Truck driving salaries may be increasing 8% to 12% annually, but the industry is facing an enormous shortage of drivers.
According to a new report from the American Truckers Association, the industry is desperately trying to fill some 48,000 jobs—and that shortage could go up to 175,000 by 2024 as drivers retire (truck driver median age is 49, compared to the average worker's median age of 42) and the demand for shipping and deliveries booms, in part thanks to the growing dominance of online retail.
The ATA pegs the average private-fleet trucker's salary at $73,000 and the BLS puts the industry-wide median at around $40,000. But the study explains that those numbers haven't been enticing enough to draw qualified applicants.
"Fleets consistently report receiving applications for open positions, but that many of those candidates do not meet the criteria to be hired," wrote ATA Chief Economist Bob Costello in a press release. "According our research, 88% of carriers said most applicants are not qualified.”
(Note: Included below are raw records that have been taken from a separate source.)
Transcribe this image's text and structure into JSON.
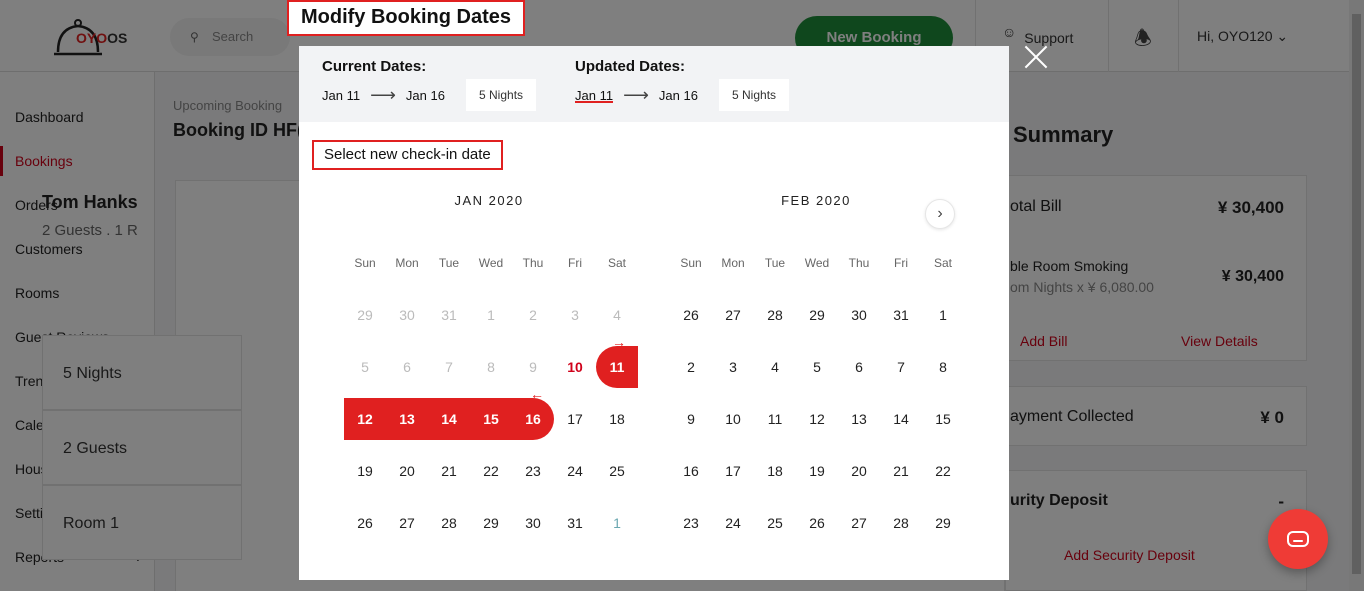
{
  "app": {
    "logo_text": "OYO",
    "logo_suffix": "OS",
    "search_placeholder": "Search",
    "new_booking_label": "New Booking",
    "support_label": "Support",
    "user_label": "Hi, OYO120 ⌄"
  },
  "sidebar": {
    "items": [
      {
        "label": "Dashboard"
      },
      {
        "label": "Bookings"
      },
      {
        "label": "Orders"
      },
      {
        "label": "Customers"
      },
      {
        "label": "Rooms"
      },
      {
        "label": "Guest Reviews"
      },
      {
        "label": "Trends"
      },
      {
        "label": "Calendar"
      },
      {
        "label": "House Keeping"
      },
      {
        "label": "Settings"
      },
      {
        "label": "Reports"
      }
    ]
  },
  "main": {
    "breadcrumb": "Upcoming Booking",
    "booking_id": "Booking ID HF(",
    "guest_name": "Tom Hanks",
    "guest_sub": "2 Guests . 1 R",
    "info": [
      "5 Nights",
      "2 Guests",
      "Room 1"
    ]
  },
  "summary": {
    "title": "Summary",
    "total_bill_label": "otal Bill",
    "total_bill_value": "¥ 30,400",
    "room_label": "ble Room Smoking",
    "room_sub": "om Nights x ¥ 6,080.00",
    "room_value": "¥ 30,400",
    "add_bill": "Add Bill",
    "view_details": "View Details",
    "payment_label": "ayment Collected",
    "payment_value": "¥ 0",
    "deposit_label": "urity Deposit",
    "deposit_value": "-",
    "add_deposit": "Add Security Deposit"
  },
  "modal": {
    "title": "Modify Booking Dates",
    "current_label": "Current Dates:",
    "current_from": "Jan 11",
    "current_to": "Jan 16",
    "current_nights": "5 Nights",
    "updated_label": "Updated Dates:",
    "updated_from": "Jan 11",
    "updated_to": "Jan 16",
    "updated_nights": "5 Nights",
    "select_label": "Select new check-in date",
    "weekdays": [
      "Sun",
      "Mon",
      "Tue",
      "Wed",
      "Thu",
      "Fri",
      "Sat"
    ],
    "months": [
      {
        "title": "JAN 2020",
        "weeks": [
          [
            {
              "d": "29",
              "s": "dim"
            },
            {
              "d": "30",
              "s": "dim"
            },
            {
              "d": "31",
              "s": "dim"
            },
            {
              "d": "1",
              "s": "dim"
            },
            {
              "d": "2",
              "s": "dim"
            },
            {
              "d": "3",
              "s": "dim"
            },
            {
              "d": "4",
              "s": "dim"
            }
          ],
          [
            {
              "d": "5",
              "s": "dim"
            },
            {
              "d": "6",
              "s": "dim"
            },
            {
              "d": "7",
              "s": "dim"
            },
            {
              "d": "8",
              "s": "dim"
            },
            {
              "d": "9",
              "s": "dim"
            },
            {
              "d": "10",
              "s": "today"
            },
            {
              "d": "11",
              "s": "sel-start"
            }
          ],
          [
            {
              "d": "12",
              "s": "sel"
            },
            {
              "d": "13",
              "s": "sel"
            },
            {
              "d": "14",
              "s": "sel"
            },
            {
              "d": "15",
              "s": "sel"
            },
            {
              "d": "16",
              "s": "sel-end"
            },
            {
              "d": "17",
              "s": ""
            },
            {
              "d": "18",
              "s": ""
            }
          ],
          [
            {
              "d": "19",
              "s": ""
            },
            {
              "d": "20",
              "s": ""
            },
            {
              "d": "21",
              "s": ""
            },
            {
              "d": "22",
              "s": ""
            },
            {
              "d": "23",
              "s": ""
            },
            {
              "d": "24",
              "s": ""
            },
            {
              "d": "25",
              "s": ""
            }
          ],
          [
            {
              "d": "26",
              "s": ""
            },
            {
              "d": "27",
              "s": ""
            },
            {
              "d": "28",
              "s": ""
            },
            {
              "d": "29",
              "s": ""
            },
            {
              "d": "30",
              "s": ""
            },
            {
              "d": "31",
              "s": ""
            },
            {
              "d": "1",
              "s": "next-month"
            }
          ]
        ]
      },
      {
        "title": "FEB 2020",
        "weeks": [
          [
            {
              "d": "26",
              "s": ""
            },
            {
              "d": "27",
              "s": ""
            },
            {
              "d": "28",
              "s": ""
            },
            {
              "d": "29",
              "s": ""
            },
            {
              "d": "30",
              "s": ""
            },
            {
              "d": "31",
              "s": ""
            },
            {
              "d": "1",
              "s": ""
            }
          ],
          [
            {
              "d": "2",
              "s": ""
            },
            {
              "d": "3",
              "s": ""
            },
            {
              "d": "4",
              "s": ""
            },
            {
              "d": "5",
              "s": ""
            },
            {
              "d": "6",
              "s": ""
            },
            {
              "d": "7",
              "s": ""
            },
            {
              "d": "8",
              "s": ""
            }
          ],
          [
            {
              "d": "9",
              "s": ""
            },
            {
              "d": "10",
              "s": ""
            },
            {
              "d": "11",
              "s": ""
            },
            {
              "d": "12",
              "s": ""
            },
            {
              "d": "13",
              "s": ""
            },
            {
              "d": "14",
              "s": ""
            },
            {
              "d": "15",
              "s": ""
            }
          ],
          [
            {
              "d": "16",
              "s": ""
            },
            {
              "d": "17",
              "s": ""
            },
            {
              "d": "18",
              "s": ""
            },
            {
              "d": "19",
              "s": ""
            },
            {
              "d": "20",
              "s": ""
            },
            {
              "d": "21",
              "s": ""
            },
            {
              "d": "22",
              "s": ""
            }
          ],
          [
            {
              "d": "23",
              "s": ""
            },
            {
              "d": "24",
              "s": ""
            },
            {
              "d": "25",
              "s": ""
            },
            {
              "d": "26",
              "s": ""
            },
            {
              "d": "27",
              "s": ""
            },
            {
              "d": "28",
              "s": ""
            },
            {
              "d": "29",
              "s": ""
            }
          ]
        ]
      }
    ],
    "checkin_marker": "→",
    "checkout_marker": "←"
  },
  "colors": {
    "accent": "#e02020",
    "brand_green": "#1f8f3a",
    "active_nav": "#d0021b"
  }
}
Part of the problem, the report says, is the job's very accurate reputation for long hours and weeks away from home. Addressing those problems is the ATA's solution to fixing the labor shortage, listing "increasing driver pay, getting drivers more time at home, as well as improving the image of the driver and their treatment by all companies in the supply chain" as realistic solutions to combat the shortage.
Other proposed courses of action include recruiting veterans, attempting to lower the driving age from 21 to 18—there's significant unemployment among young adults—though regulations and insurance often make it difficult for people with short driving histories to secure jobs.
The last solution suggested by the ATA puts a question mark on the 2024 prognostication: Driverless trucks. While noting that "we are still years away from truly driverless Class 8 trucks running on the highway as a normal part of the industry," the report images a future where long-haul trucking could be performed by autonomous trucks, while local pick-up and delivery routes would be reserved for human drivers.